Across the listing below, count the lines that mention the string "into". Reply with the figure only.

#### PROVIDED INFORMATION:
☆ ☆ ☆ ☆ ☆ ☆ ☆

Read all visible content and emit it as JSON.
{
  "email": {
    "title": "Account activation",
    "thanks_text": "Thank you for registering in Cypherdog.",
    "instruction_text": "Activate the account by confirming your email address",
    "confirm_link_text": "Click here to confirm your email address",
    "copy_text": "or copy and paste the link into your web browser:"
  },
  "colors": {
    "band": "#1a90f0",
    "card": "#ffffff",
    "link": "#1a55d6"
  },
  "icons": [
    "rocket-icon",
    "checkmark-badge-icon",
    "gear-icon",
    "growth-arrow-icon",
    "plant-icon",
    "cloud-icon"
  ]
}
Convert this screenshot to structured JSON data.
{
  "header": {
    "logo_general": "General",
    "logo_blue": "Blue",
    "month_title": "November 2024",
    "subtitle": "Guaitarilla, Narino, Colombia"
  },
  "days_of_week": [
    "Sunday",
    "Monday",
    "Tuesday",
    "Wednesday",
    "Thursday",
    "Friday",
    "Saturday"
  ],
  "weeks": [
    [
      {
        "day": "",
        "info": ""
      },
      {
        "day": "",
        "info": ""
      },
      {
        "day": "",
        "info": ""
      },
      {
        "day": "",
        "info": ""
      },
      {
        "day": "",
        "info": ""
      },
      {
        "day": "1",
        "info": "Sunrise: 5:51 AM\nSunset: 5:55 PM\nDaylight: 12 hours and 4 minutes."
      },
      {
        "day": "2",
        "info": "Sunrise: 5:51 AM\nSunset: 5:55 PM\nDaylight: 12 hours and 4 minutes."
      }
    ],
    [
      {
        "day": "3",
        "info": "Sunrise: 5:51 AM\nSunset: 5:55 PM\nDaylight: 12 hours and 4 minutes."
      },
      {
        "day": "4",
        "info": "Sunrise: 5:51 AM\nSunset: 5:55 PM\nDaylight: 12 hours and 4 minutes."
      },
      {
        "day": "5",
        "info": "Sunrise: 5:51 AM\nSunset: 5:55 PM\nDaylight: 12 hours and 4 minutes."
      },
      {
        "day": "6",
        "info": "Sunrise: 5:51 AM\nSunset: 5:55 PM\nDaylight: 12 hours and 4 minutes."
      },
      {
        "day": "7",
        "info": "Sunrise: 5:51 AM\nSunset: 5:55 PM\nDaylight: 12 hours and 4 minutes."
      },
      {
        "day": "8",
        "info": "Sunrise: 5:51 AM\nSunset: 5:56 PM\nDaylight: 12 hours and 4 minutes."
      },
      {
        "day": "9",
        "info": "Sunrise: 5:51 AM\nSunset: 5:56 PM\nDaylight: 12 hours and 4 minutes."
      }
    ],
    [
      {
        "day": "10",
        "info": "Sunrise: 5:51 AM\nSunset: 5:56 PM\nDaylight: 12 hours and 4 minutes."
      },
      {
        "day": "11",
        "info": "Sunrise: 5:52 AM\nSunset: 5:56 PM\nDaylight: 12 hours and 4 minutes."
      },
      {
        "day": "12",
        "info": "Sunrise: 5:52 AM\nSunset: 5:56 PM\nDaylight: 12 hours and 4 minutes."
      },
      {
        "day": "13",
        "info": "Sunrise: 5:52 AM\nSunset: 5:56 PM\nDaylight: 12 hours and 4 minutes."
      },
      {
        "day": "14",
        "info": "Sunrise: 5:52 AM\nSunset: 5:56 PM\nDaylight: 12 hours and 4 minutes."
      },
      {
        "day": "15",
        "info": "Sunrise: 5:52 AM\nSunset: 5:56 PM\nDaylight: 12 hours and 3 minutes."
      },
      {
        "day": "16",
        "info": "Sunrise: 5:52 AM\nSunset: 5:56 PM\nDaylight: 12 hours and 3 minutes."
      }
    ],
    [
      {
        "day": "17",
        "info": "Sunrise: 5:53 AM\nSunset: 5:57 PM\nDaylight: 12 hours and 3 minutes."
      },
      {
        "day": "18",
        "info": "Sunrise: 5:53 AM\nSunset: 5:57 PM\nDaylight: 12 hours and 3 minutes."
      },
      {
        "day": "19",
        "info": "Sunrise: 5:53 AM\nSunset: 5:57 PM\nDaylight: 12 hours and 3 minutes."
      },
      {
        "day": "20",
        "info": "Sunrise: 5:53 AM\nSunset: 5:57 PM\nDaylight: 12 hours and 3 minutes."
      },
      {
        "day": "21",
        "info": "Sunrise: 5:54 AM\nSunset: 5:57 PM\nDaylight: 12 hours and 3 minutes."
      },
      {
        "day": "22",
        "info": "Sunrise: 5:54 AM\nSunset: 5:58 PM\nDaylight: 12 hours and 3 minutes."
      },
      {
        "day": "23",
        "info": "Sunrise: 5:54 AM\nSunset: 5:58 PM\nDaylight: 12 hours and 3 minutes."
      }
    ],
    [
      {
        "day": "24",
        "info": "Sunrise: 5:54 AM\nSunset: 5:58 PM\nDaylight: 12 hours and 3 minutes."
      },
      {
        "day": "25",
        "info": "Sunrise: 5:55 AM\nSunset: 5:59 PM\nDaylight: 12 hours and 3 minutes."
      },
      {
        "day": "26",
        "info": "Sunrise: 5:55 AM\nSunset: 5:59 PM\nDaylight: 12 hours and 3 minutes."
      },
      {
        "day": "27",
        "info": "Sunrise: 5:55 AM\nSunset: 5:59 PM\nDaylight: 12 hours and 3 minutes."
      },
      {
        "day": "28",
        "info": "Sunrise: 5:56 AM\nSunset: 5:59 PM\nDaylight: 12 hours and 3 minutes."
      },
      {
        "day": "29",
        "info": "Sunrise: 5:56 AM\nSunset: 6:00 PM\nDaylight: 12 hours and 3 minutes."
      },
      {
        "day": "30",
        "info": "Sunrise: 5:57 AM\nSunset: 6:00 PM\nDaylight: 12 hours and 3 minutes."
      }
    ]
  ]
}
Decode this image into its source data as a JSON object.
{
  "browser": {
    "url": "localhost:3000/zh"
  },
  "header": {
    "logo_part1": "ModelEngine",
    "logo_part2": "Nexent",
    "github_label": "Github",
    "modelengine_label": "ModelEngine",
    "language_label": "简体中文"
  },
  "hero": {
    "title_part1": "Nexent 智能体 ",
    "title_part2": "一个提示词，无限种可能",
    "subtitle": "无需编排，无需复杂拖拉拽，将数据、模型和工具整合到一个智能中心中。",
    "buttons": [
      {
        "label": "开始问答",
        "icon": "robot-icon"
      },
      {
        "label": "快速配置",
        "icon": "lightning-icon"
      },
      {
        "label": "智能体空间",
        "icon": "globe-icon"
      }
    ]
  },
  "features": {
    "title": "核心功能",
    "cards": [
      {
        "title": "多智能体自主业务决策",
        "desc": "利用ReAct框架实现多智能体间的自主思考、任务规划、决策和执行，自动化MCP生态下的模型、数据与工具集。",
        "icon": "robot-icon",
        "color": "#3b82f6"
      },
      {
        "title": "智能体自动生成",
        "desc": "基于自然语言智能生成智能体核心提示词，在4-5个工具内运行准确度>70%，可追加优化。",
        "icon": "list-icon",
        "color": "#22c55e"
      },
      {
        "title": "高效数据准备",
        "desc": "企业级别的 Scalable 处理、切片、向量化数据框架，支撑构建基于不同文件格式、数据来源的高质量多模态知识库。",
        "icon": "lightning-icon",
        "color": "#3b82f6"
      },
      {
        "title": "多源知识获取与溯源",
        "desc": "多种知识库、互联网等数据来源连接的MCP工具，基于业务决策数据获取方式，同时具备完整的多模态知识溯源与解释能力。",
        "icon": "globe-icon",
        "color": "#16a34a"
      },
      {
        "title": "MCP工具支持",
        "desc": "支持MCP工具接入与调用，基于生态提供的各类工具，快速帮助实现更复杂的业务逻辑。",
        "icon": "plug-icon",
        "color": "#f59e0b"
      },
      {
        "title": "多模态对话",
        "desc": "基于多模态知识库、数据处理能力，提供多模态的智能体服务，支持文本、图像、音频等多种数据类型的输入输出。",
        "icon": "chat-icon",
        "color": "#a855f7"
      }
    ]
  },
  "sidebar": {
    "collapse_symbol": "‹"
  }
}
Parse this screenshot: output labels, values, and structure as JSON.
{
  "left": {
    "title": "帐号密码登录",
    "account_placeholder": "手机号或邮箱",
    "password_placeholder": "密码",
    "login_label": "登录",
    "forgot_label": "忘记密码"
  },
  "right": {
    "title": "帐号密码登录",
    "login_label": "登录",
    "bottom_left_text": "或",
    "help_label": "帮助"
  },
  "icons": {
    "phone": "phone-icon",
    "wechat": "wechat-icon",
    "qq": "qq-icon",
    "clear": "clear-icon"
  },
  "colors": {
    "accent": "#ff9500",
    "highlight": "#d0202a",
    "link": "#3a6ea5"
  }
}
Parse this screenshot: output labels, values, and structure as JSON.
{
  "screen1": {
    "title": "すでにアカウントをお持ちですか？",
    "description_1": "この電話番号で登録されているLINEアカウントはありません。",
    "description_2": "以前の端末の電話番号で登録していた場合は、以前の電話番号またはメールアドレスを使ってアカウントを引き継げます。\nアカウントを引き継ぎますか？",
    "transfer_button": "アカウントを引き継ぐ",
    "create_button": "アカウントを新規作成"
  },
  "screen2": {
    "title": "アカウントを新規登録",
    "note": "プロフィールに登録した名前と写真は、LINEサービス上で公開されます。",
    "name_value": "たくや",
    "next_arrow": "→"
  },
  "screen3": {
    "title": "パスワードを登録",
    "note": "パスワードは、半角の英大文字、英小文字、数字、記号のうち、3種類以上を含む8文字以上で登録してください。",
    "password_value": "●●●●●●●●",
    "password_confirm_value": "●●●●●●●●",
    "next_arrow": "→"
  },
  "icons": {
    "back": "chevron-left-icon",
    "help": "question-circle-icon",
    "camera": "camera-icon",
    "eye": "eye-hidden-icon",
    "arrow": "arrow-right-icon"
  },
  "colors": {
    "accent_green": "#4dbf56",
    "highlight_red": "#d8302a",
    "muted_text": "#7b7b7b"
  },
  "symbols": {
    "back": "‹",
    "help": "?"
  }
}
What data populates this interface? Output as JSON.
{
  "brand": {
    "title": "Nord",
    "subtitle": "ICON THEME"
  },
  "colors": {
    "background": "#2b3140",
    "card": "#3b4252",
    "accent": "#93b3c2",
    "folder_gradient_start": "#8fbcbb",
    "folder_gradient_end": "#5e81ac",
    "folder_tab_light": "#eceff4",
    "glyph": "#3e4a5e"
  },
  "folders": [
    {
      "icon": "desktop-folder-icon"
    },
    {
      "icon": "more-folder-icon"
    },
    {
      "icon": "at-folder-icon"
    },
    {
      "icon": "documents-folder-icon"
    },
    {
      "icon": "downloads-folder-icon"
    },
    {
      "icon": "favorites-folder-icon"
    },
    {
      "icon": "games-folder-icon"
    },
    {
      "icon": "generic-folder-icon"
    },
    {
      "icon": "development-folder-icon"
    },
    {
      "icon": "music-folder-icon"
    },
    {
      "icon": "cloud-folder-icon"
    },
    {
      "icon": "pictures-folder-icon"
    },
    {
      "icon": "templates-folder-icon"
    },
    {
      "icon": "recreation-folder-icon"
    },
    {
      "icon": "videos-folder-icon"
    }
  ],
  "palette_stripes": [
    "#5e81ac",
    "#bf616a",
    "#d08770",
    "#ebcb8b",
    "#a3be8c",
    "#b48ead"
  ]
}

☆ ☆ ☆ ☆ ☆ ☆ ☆

#### WRITTEN RESPONSE:
2